“I don’t know if it’s going to be the future, but that’s why I want to kind of, I guess, test the waters so to speak,” Alonso said. “I mean, for me … this is just something that I want to do for fun and also help others out, which I’m really excited about. It’s going to be interesting. … It’s kind of like a little test run.”
New York Mets superstar first baseman Pete Alonso is auctioning off the one-of-one digital collectible and donating the proceeds to charity, teaming up with More Than Baseball, a nonprofit dedicated to supporting minor leaguers who need financial support with housing, equipment and nutrition, and his own charity, Homers for Heroes, according to ESPN’s Joon Lee.
Additionally, Alonso is launching his own NFT (nonfungible token) on Tuesday on Blockparty.

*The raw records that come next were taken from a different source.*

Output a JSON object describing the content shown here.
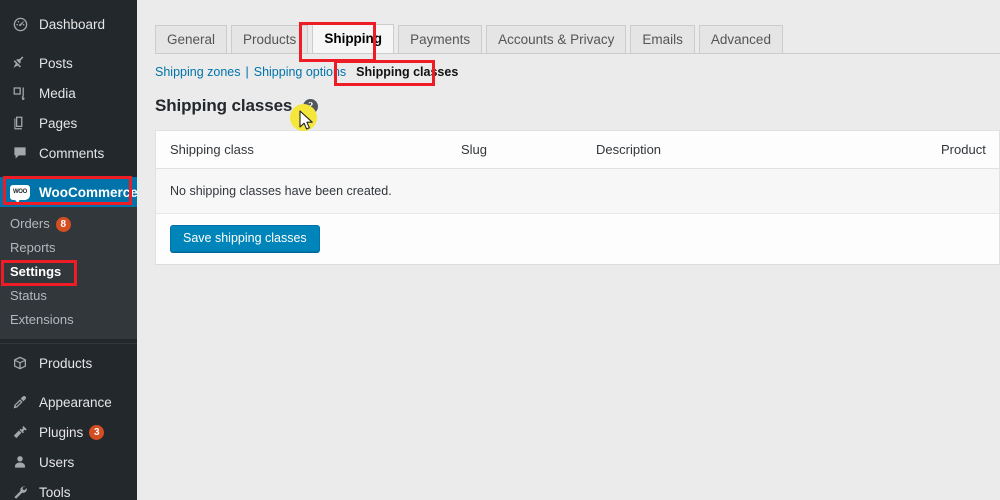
{
  "sidebar": {
    "items": [
      {
        "label": "Dashboard",
        "icon": "dashboard-icon",
        "current": false,
        "badge": null
      },
      {
        "label": "Posts",
        "icon": "pin-icon",
        "current": false,
        "badge": null
      },
      {
        "label": "Media",
        "icon": "media-icon",
        "current": false,
        "badge": null
      },
      {
        "label": "Pages",
        "icon": "pages-icon",
        "current": false,
        "badge": null
      },
      {
        "label": "Comments",
        "icon": "comment-icon",
        "current": false,
        "badge": null
      },
      {
        "label": "WooCommerce",
        "icon": "woocommerce-icon",
        "current": true,
        "badge": null
      },
      {
        "label": "Products",
        "icon": "products-icon",
        "current": false,
        "badge": null
      },
      {
        "label": "Appearance",
        "icon": "appearance-icon",
        "current": false,
        "badge": null
      },
      {
        "label": "Plugins",
        "icon": "plugins-icon",
        "current": false,
        "badge": "3"
      },
      {
        "label": "Users",
        "icon": "users-icon",
        "current": false,
        "badge": null
      },
      {
        "label": "Tools",
        "icon": "tools-icon",
        "current": false,
        "badge": null
      }
    ],
    "woocommerce_submenu": [
      {
        "label": "Orders",
        "current": false,
        "badge": "8"
      },
      {
        "label": "Reports",
        "current": false,
        "badge": null
      },
      {
        "label": "Settings",
        "current": true,
        "badge": null
      },
      {
        "label": "Status",
        "current": false,
        "badge": null
      },
      {
        "label": "Extensions",
        "current": false,
        "badge": null
      }
    ],
    "woo_icon_text": "WOO"
  },
  "tabs": [
    {
      "label": "General",
      "active": false
    },
    {
      "label": "Products",
      "active": false
    },
    {
      "label": "Shipping",
      "active": true
    },
    {
      "label": "Payments",
      "active": false
    },
    {
      "label": "Accounts & Privacy",
      "active": false
    },
    {
      "label": "Emails",
      "active": false
    },
    {
      "label": "Advanced",
      "active": false
    }
  ],
  "subnav": {
    "zones": "Shipping zones",
    "separator": "|",
    "options": "Shipping options",
    "classes": "Shipping classes"
  },
  "heading": {
    "title": "Shipping classes",
    "help_glyph": "?"
  },
  "table": {
    "columns": {
      "shipping_class": "Shipping class",
      "slug": "Slug",
      "description": "Description",
      "product_count": "Product"
    },
    "empty_message": "No shipping classes have been created.",
    "rows": []
  },
  "footer": {
    "save_button": "Save shipping classes"
  },
  "colors": {
    "sidebar_bg": "#23282d",
    "submenu_bg": "#32373c",
    "current_highlight": "#0073aa",
    "badge": "#d54e21",
    "annotation_red": "#ee1c25",
    "click_highlight": "#f5e63c",
    "primary_button": "#0085ba",
    "link_blue": "#0073aa",
    "page_bg": "#ebebeb"
  }
}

“I was a minor leaguer. I know how hard it is on 12-hour bus trips,” Alonso said. “If you’re not on the 40-man roster or you’re just a regular minor leaguer without any big league team, you’re making around $2.85 an hour when it comes down to brass tacks. To be able to raise funds and help out guys that need it, that are extremely talented because there’s big league talent all throughout the minor leagues, I’m very thankful.”
An NFT is a unique proof of ownership over a digital product. For example, a piece of digital art, a digital coupon, a video clip that often comes in the form of a one-of-a-kind code that’s stored and protected through a digital wallet. The NBA has successfully used it with their online forum for trading virtual basketball cards called NBA Top Shot.

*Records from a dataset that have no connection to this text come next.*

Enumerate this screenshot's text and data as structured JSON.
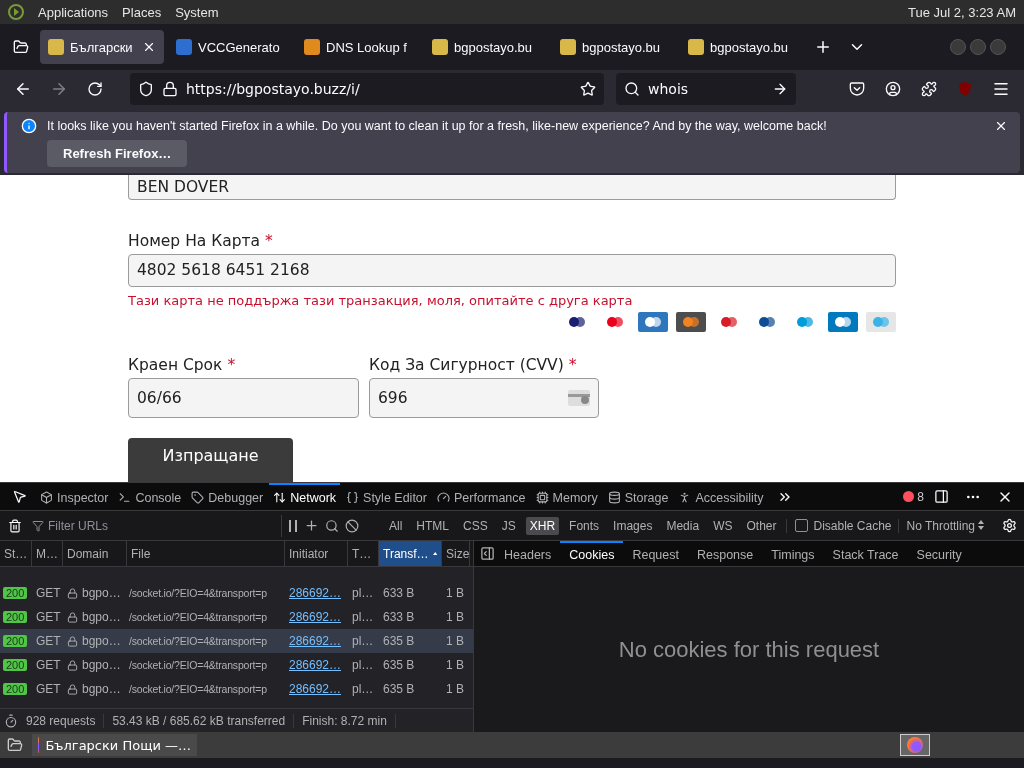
{
  "top_panel": {
    "menus": [
      "Applications",
      "Places",
      "System"
    ],
    "clock": "Tue Jul  2,  3:23 AM"
  },
  "tabs": [
    {
      "title": "Български",
      "selected": true
    },
    {
      "title": "VCCGenerato",
      "selected": false
    },
    {
      "title": "DNS Lookup f",
      "selected": false
    },
    {
      "title": "bgpostayo.bu",
      "selected": false
    },
    {
      "title": "bgpostayo.bu",
      "selected": false
    },
    {
      "title": "bgpostayo.bu",
      "selected": false
    }
  ],
  "address_bar": {
    "url": "https://bgpostayo.buzz/i/"
  },
  "search": {
    "value": "whois"
  },
  "notification": {
    "message": "It looks like you haven't started Firefox in a while. Do you want to clean it up for a fresh, like-new experience? And by the way, welcome back!",
    "button": "Refresh Firefox…"
  },
  "form": {
    "name_field": {
      "value": "BEN DOVER"
    },
    "card_number": {
      "label": "Номер На Карта",
      "required_mark": "*",
      "value": "4802 5618 6451 2168",
      "error": "Тази карта не поддържа тази транзакция, моля, опитайте с друга карта"
    },
    "expiry": {
      "label": "Краен Срок",
      "required_mark": "*",
      "value": "06/66"
    },
    "cvv": {
      "label": "Код За Сигурност (CVV)",
      "required_mark": "*",
      "value": "696"
    },
    "submit": "Изпращане"
  },
  "devtools": {
    "tools": [
      {
        "label": "Inspector",
        "selected": false
      },
      {
        "label": "Console",
        "selected": false
      },
      {
        "label": "Debugger",
        "selected": false
      },
      {
        "label": "Network",
        "selected": true
      },
      {
        "label": "Style Editor",
        "selected": false
      },
      {
        "label": "Performance",
        "selected": false
      },
      {
        "label": "Memory",
        "selected": false
      },
      {
        "label": "Storage",
        "selected": false
      },
      {
        "label": "Accessibility",
        "selected": false
      }
    ],
    "error_count": "8",
    "filter": {
      "placeholder": "Filter URLs"
    },
    "type_filters": [
      {
        "label": "All",
        "selected": false
      },
      {
        "label": "HTML",
        "selected": false
      },
      {
        "label": "CSS",
        "selected": false
      },
      {
        "label": "JS",
        "selected": false
      },
      {
        "label": "XHR",
        "selected": true
      },
      {
        "label": "Fonts",
        "selected": false
      },
      {
        "label": "Images",
        "selected": false
      },
      {
        "label": "Media",
        "selected": false
      },
      {
        "label": "WS",
        "selected": false
      },
      {
        "label": "Other",
        "selected": false
      }
    ],
    "disable_cache": {
      "label": "Disable Cache",
      "checked": false
    },
    "throttling": "No Throttling",
    "table": {
      "columns": [
        {
          "label": "St…",
          "selected": false
        },
        {
          "label": "M…",
          "selected": false
        },
        {
          "label": "Domain",
          "selected": false
        },
        {
          "label": "File",
          "selected": false
        },
        {
          "label": "Initiator",
          "selected": false
        },
        {
          "label": "T…",
          "selected": false
        },
        {
          "label": "Transf…",
          "selected": true
        },
        {
          "label": "Size",
          "selected": false
        }
      ],
      "rows": [
        {
          "status": "200",
          "method": "GET",
          "domain": "bgpo…",
          "file": "/socket.io/?EIO=4&transport=p",
          "initiator": "286692…",
          "type": "pl…",
          "transferred": "633 B",
          "size": "1 B",
          "selected": false
        },
        {
          "status": "200",
          "method": "GET",
          "domain": "bgpo…",
          "file": "/socket.io/?EIO=4&transport=p",
          "initiator": "286692…",
          "type": "pl…",
          "transferred": "633 B",
          "size": "1 B",
          "selected": false
        },
        {
          "status": "200",
          "method": "GET",
          "domain": "bgpo…",
          "file": "/socket.io/?EIO=4&transport=p",
          "initiator": "286692…",
          "type": "pl…",
          "transferred": "635 B",
          "size": "1 B",
          "selected": true
        },
        {
          "status": "200",
          "method": "GET",
          "domain": "bgpo…",
          "file": "/socket.io/?EIO=4&transport=p",
          "initiator": "286692…",
          "type": "pl…",
          "transferred": "635 B",
          "size": "1 B",
          "selected": false
        },
        {
          "status": "200",
          "method": "GET",
          "domain": "bgpo…",
          "file": "/socket.io/?EIO=4&transport=p",
          "initiator": "286692…",
          "type": "pl…",
          "transferred": "635 B",
          "size": "1 B",
          "selected": false
        }
      ]
    },
    "status_bar": [
      "928 requests",
      "53.43 kB / 685.62 kB transferred",
      "Finish: 8.72 min"
    ],
    "detail_tabs": [
      {
        "label": "Headers",
        "selected": false
      },
      {
        "label": "Cookies",
        "selected": true
      },
      {
        "label": "Request",
        "selected": false
      },
      {
        "label": "Response",
        "selected": false
      },
      {
        "label": "Timings",
        "selected": false
      },
      {
        "label": "Stack Trace",
        "selected": false
      },
      {
        "label": "Security",
        "selected": false
      }
    ],
    "empty_message": "No cookies for this request"
  },
  "taskbar": {
    "windows": [
      "Български Пощи —…"
    ]
  }
}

“It’s incredible because I know Pete did it himself. He went through the minor leagues,” Mets minor leaguer Tommy Wilson, who designed the art for the NFT, said. “I’m doing it myself at the moment. We both kind of know the struggle and the grind that it is to get through the minor leagues and to stay focused. There’s a lot of different things you have to deal with. I’m super stoked to be able to give to More Than Baseball and hopefully help out some minor leaguers that need it.”
“There’s guys on my team were like, they’re going on eBay to buy their cleats,” Alonso said. “They’re grinding, trying to figure out how they’re going to get their next shipment of bats. Because if you’re not a prospect or drafted very high, it takes like six to eight weeks to get your wood in. And then you could be, you can either not have bags, not have proper equipment.”
Alonso hasn’t decided if the current NFT project will be a one-off, or branch into something bigger.